Senators Robert Corker (R-TN) and Mark Warner (D-VA), key members of the Banking Committee, have introduced broad and sweeping bi-partisan legislation to completely overhaul the mortgage-backed securities markets and reform the government-sponsored enterprises. The Housing Finance Reform and Taxpayer Protection Act, S. 1217, which has garnered strong support from the securities industry, would create the Federal Mortgage Insurance Corporation (FMIC) as an independent federal agency to capitalize the housing finance system by separating credit risk from interest rate risk, and bringing in private capital to take on both.
The FMIC Director will be appointed for a five-year term by the President, with the advice and consent of the Senate.
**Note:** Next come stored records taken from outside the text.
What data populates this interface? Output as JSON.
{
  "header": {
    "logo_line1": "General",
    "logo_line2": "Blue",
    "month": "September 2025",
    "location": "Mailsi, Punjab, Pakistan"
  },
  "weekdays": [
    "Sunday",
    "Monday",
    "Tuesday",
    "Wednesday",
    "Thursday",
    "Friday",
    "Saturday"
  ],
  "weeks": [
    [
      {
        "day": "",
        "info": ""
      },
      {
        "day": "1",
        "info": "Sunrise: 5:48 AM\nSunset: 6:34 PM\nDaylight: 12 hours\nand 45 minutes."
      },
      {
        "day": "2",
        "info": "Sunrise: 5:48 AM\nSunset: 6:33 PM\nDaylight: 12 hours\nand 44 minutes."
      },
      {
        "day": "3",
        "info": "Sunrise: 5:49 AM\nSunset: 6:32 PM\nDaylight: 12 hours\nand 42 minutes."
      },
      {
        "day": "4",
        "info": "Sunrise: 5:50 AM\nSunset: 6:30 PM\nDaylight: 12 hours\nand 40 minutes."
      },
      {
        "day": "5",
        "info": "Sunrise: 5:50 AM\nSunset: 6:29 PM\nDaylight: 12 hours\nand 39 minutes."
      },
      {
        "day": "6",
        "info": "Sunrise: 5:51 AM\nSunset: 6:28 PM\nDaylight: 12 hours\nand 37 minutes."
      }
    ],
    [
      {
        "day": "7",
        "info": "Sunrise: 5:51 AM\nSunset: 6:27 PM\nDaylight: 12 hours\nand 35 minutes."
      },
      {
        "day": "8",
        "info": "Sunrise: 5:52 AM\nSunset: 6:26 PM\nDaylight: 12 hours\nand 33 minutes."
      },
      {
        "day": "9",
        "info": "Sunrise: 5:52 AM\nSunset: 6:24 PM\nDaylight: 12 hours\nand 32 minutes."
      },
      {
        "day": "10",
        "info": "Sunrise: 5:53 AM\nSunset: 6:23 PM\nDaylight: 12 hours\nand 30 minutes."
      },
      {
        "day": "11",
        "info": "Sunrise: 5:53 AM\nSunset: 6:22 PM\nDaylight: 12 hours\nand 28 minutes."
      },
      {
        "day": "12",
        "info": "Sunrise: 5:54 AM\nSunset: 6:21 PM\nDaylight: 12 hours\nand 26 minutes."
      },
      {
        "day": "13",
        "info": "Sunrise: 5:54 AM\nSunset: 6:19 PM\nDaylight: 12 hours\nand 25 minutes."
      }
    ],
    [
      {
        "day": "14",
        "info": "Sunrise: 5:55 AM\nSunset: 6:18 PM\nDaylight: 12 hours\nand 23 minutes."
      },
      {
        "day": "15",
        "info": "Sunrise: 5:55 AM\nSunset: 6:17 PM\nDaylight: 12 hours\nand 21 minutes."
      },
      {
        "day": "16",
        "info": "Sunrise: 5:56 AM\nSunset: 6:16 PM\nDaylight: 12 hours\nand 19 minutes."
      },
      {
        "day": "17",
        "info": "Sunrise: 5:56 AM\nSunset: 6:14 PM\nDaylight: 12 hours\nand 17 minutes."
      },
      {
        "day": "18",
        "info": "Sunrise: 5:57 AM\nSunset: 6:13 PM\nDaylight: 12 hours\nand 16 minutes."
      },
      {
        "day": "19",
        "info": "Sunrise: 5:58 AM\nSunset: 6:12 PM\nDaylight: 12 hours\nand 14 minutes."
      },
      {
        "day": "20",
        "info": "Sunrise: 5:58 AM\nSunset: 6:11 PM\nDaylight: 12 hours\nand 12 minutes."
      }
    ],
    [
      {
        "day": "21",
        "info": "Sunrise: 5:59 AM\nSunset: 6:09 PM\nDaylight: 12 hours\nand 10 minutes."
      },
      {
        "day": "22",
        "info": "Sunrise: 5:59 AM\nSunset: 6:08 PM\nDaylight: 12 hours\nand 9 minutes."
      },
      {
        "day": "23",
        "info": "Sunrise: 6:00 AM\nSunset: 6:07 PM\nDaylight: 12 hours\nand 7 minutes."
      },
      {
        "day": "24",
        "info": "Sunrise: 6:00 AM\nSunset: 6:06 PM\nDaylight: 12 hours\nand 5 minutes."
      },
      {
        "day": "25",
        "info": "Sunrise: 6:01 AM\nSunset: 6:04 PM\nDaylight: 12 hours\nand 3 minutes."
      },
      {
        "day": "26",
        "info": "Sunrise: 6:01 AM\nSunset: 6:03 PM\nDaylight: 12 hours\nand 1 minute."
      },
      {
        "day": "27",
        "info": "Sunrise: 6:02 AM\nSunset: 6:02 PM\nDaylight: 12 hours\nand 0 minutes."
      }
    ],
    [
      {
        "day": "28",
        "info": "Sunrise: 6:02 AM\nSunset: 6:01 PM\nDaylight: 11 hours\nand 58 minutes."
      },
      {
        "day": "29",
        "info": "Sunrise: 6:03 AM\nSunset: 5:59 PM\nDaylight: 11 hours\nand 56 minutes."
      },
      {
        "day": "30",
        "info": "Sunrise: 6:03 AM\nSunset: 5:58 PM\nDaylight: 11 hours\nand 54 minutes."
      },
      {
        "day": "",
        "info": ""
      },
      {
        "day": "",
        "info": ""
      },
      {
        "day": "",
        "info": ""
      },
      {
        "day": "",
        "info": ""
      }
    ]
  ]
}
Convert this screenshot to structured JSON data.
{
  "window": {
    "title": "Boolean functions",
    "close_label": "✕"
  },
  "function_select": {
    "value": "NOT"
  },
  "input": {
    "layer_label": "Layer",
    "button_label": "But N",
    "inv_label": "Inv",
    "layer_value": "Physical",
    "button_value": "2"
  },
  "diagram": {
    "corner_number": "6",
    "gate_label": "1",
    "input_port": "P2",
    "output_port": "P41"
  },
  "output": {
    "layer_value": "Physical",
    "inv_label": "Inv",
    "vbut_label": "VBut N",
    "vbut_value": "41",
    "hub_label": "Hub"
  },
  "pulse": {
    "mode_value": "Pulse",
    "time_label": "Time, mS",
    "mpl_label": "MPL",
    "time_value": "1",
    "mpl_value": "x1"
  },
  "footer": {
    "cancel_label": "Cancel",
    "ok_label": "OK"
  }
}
The FMIC Director will be a voting member of the Financial Stability Oversight Council. The Act authorizes a five-member FMIC board of directors. In what appears to be an obvious nod to the controversy surrounding the President's recess appointments of a NLRB members and CFPB Director Richard Cordray, the legislation specifically provides that, if the Senate has not confirmed an FMIC Director, the President is authorized to name an Acting Director. The President cannot name anyone Acting FMIC Director. The Act specifies that the Acting Director must either be the nominated Director-designate or a member of the FMIC board of directors. In either case, the Acting Director will have full statutory powers and duties until such time as the Senate confirms a Director.